Cerebral palsy is a term used to describe a set of neurological conditions that affect movement. It is the most common form of childhood disability. Often, symptoms include poor coordination, stiff muscles, weak muscles, and tremors. There may be problems with sensation, vision, hearing, swallowing, and speaking. Often babies with cerebral palsy do not roll over, sit, crawl, or walk as early as other children of their age. Other symptoms include seizures and problems with thinking or reasoning, each of which occurs in about one third of people with CP..
Cerebral palsy is caused by abnormal development or damage to the parts of the brain that control movement, balance and posture. Most often the problems occur during pregnancy; however, they may also occur during childbirth, or shortly after birth. Often the cause is unknown.

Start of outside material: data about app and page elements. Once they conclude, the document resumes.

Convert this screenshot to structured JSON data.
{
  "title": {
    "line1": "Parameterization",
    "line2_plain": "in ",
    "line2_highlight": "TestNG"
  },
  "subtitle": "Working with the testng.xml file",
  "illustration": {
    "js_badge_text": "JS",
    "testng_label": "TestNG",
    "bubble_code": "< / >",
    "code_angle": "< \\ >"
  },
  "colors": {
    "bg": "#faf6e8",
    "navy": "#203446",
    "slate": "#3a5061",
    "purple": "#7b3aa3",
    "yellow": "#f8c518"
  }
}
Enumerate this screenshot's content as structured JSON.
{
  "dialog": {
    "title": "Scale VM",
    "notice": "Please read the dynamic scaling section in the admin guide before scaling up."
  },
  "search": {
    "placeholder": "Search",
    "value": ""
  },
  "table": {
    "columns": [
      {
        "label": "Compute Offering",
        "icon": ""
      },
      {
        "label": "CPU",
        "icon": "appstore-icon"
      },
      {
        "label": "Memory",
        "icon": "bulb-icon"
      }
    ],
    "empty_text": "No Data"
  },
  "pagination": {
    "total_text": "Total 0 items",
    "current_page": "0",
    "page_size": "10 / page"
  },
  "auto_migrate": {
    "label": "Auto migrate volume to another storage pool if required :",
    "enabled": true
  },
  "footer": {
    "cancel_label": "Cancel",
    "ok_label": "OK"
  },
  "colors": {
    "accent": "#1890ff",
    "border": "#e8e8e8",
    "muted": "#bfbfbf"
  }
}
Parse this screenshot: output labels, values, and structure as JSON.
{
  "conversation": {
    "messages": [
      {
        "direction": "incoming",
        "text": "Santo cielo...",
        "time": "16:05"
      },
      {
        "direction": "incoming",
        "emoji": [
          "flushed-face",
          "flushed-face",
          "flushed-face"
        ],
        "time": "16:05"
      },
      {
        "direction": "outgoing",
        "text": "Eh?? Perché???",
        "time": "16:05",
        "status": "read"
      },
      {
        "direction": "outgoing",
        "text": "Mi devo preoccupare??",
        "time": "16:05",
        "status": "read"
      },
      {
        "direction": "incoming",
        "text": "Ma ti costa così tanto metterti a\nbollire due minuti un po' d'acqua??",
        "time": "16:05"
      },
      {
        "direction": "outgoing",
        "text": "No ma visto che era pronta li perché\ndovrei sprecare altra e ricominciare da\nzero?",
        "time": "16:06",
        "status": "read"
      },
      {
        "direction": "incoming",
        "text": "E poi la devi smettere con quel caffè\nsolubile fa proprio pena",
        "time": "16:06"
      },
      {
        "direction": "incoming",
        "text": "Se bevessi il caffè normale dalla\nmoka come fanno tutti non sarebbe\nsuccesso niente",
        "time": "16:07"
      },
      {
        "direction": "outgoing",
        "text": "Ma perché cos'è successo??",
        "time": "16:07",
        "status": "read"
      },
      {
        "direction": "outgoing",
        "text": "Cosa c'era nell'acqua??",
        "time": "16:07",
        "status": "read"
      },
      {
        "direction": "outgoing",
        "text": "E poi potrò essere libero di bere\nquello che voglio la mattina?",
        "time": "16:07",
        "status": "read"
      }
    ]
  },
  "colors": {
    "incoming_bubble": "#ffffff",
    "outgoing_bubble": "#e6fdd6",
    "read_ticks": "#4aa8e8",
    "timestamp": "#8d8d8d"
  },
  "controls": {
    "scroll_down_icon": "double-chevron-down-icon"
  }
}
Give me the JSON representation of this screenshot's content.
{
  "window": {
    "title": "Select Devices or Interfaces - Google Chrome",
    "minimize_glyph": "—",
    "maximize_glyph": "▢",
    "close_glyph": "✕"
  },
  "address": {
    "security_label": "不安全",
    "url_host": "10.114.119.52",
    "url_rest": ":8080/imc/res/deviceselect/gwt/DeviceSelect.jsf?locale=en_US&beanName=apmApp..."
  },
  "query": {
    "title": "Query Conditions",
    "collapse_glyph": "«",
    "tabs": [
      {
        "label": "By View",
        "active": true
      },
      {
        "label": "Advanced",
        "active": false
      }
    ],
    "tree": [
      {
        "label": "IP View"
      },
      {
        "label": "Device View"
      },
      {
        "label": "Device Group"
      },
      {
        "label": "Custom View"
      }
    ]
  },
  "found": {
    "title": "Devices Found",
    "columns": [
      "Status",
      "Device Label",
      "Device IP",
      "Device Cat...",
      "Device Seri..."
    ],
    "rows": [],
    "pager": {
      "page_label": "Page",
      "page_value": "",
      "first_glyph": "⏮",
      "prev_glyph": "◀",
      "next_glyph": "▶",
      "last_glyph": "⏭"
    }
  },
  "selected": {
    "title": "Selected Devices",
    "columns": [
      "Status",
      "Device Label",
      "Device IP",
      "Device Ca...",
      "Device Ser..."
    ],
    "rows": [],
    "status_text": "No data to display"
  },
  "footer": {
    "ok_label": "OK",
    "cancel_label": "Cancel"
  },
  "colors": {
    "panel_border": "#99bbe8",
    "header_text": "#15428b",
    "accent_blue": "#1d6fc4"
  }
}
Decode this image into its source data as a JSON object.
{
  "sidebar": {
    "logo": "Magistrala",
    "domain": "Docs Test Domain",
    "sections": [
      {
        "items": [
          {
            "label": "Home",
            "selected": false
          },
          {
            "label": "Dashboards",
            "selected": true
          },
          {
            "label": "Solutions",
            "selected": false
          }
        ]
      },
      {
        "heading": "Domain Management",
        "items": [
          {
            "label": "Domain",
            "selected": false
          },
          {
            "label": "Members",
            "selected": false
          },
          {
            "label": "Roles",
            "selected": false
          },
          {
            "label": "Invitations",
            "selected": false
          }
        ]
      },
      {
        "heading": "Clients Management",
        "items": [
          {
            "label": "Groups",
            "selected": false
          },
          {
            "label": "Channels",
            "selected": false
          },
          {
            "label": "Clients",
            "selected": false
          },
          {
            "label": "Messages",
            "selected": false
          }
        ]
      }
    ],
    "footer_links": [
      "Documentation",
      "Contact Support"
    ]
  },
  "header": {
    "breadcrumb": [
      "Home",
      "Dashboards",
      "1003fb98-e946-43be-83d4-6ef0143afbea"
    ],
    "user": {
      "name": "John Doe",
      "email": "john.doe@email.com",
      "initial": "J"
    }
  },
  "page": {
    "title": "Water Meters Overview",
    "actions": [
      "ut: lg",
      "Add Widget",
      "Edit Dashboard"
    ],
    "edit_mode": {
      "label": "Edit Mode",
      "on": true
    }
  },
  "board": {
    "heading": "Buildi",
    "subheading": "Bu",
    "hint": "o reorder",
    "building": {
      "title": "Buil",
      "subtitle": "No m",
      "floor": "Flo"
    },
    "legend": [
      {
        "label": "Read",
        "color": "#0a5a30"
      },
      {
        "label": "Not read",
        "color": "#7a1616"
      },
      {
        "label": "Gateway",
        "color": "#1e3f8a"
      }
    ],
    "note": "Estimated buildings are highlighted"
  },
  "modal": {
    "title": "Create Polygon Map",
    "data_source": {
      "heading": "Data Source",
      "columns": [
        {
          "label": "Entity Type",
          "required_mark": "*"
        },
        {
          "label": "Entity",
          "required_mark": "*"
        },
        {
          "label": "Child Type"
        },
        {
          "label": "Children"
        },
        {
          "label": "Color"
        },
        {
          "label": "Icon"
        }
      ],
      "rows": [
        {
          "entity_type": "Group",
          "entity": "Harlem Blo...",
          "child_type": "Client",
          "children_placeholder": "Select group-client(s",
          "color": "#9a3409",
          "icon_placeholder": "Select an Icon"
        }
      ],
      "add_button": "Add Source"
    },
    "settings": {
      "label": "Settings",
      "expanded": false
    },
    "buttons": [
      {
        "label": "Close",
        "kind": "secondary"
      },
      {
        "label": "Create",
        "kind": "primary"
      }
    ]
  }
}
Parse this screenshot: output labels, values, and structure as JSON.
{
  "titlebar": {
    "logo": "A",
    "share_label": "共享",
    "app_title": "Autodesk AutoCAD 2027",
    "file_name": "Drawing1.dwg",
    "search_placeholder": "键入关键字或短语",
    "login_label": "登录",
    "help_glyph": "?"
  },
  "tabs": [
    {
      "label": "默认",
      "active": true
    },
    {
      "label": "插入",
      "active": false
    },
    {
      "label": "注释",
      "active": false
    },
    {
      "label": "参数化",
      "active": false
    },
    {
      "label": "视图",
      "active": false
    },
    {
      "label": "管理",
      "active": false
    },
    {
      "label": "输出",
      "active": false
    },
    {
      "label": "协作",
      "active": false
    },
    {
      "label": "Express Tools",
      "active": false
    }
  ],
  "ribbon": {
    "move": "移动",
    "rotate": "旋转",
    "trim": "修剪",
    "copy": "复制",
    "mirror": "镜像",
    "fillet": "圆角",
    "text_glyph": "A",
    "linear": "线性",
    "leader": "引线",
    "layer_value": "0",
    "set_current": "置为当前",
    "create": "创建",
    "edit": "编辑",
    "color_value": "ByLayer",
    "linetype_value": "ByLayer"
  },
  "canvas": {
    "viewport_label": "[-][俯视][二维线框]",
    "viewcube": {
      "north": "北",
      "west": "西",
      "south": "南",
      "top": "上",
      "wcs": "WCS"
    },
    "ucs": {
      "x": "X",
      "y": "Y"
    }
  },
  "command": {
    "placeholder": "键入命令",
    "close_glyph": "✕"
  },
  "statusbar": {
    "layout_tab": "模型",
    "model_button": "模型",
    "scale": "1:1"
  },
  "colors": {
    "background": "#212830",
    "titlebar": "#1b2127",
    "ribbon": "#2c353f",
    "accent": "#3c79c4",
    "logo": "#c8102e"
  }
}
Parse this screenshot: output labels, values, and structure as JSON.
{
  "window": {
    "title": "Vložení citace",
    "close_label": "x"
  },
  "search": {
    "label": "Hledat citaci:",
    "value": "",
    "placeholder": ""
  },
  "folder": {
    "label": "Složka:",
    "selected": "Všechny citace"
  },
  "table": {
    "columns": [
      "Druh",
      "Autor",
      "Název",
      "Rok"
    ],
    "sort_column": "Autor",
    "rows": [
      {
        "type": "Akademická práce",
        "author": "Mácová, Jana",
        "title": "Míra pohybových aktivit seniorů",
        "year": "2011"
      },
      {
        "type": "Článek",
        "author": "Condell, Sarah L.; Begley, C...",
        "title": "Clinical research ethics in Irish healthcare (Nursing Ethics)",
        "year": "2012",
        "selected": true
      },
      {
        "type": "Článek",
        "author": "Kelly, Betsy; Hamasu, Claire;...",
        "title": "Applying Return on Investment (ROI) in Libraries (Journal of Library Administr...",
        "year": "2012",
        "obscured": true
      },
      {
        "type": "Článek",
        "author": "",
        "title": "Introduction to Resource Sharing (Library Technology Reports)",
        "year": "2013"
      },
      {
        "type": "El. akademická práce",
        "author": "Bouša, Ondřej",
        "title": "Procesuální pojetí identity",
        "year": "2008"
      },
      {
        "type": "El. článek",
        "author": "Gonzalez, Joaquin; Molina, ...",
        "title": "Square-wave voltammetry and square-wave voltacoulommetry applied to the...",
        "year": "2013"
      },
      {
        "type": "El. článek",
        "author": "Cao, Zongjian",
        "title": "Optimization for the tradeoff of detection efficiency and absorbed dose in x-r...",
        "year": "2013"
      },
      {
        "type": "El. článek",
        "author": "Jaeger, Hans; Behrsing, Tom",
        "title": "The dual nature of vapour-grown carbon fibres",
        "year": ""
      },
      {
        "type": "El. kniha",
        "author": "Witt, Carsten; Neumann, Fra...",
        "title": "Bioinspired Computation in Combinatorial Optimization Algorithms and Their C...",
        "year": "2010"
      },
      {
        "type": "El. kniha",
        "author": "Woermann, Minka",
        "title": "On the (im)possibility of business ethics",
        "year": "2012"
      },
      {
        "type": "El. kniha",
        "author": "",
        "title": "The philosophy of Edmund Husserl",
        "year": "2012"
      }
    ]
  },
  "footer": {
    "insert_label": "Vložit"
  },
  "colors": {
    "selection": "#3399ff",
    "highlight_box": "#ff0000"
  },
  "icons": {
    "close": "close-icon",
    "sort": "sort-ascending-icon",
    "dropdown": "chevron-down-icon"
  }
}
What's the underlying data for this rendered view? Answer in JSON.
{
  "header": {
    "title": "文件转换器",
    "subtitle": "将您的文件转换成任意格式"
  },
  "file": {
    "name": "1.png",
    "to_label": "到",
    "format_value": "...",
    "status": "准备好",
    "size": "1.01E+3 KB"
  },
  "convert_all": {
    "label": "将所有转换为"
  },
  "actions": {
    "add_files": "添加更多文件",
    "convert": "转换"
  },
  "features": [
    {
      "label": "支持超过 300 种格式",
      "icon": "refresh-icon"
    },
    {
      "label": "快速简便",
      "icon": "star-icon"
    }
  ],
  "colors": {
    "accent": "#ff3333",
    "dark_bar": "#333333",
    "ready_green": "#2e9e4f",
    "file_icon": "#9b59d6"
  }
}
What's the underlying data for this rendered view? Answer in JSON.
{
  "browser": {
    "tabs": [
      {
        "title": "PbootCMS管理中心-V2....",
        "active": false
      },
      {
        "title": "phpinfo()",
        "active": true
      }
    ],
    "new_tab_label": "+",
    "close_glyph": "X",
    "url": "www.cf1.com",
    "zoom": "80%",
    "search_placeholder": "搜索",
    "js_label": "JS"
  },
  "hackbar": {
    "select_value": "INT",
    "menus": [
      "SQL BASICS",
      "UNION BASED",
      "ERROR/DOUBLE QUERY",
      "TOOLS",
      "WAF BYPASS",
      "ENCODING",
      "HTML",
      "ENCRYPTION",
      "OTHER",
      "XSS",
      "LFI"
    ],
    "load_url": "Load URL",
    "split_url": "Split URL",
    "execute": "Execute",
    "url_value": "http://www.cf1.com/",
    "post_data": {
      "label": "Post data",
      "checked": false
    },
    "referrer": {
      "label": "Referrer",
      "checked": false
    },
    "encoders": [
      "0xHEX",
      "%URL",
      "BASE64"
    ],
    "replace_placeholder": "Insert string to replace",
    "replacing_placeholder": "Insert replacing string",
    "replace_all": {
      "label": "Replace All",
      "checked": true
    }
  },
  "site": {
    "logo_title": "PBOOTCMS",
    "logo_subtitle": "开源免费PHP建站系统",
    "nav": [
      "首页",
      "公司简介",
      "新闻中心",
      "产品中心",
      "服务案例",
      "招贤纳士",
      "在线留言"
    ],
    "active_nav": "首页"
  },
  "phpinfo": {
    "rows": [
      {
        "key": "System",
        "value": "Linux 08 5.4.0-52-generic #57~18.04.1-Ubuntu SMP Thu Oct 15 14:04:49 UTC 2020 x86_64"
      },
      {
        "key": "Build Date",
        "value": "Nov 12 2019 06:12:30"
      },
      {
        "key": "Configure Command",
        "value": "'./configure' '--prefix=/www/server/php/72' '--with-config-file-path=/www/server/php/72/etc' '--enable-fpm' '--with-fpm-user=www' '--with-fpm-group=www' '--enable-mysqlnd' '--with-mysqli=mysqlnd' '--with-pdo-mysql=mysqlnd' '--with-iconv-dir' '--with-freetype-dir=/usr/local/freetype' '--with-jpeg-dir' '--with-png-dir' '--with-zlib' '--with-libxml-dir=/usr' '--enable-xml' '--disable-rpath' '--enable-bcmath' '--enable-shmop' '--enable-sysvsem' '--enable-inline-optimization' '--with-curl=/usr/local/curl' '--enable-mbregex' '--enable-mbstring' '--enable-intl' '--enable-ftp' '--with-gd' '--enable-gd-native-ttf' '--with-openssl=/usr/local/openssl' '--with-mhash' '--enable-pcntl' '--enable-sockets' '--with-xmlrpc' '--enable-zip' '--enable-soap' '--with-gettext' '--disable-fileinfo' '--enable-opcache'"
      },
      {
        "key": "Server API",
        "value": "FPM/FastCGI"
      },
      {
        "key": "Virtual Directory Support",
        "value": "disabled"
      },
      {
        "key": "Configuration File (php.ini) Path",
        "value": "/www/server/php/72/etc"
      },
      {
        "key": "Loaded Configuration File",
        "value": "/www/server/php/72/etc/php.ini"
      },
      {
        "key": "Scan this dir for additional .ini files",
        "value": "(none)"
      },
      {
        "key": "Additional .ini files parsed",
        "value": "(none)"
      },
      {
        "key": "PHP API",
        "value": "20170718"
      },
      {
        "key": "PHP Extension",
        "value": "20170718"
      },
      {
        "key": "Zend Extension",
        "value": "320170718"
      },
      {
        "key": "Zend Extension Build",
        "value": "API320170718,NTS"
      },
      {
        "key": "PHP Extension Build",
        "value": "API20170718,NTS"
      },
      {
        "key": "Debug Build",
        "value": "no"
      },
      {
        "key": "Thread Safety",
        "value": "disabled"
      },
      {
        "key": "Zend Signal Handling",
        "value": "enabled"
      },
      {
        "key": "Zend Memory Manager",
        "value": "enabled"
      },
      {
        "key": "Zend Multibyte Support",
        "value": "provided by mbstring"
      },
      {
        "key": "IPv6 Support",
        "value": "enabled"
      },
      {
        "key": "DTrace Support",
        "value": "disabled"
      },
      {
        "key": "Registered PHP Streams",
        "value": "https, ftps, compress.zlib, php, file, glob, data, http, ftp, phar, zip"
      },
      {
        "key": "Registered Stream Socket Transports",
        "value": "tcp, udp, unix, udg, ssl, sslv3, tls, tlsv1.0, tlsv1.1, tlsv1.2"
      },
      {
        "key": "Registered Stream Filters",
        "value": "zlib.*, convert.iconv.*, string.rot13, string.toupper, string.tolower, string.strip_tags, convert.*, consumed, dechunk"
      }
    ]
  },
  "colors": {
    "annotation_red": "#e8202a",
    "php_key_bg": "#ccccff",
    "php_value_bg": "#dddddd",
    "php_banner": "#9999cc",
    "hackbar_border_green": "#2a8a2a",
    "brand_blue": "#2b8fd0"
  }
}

Risk factors include preterm birth, being a twin, certain infections during pregnancy such as toxoplasmosis or rubella, exposure to methylmercury during pregnancy, a difficult delivery, and head trauma during the first few years of life, among others..
Cerebral palsy is not contagious, it does not necessarily affect intelligence or cognitive ability, and it is not progressive, so it does not get worse with age. Some people find that symptoms improve over time. People with cerebral palsy tend to have a normal lifespan, and in many cases, a good quality of life can be expected.
Most of the causes of cerebral palsy do not have specific, curative treatments. However, children with cerebral palsy present many medical problems that can be treated or prevented.
The initial stage of treatment involves an interdisciplinary team, consisting of a pediatrician, preferable one with experience in neuro developmental disorders, a neurologist, a mental health practitioner, an orthopedic surgeon, a physical therapist, a speech therapist, and an occupational therapist. Each member of the team has important, independent contributions to make in the care of the affected child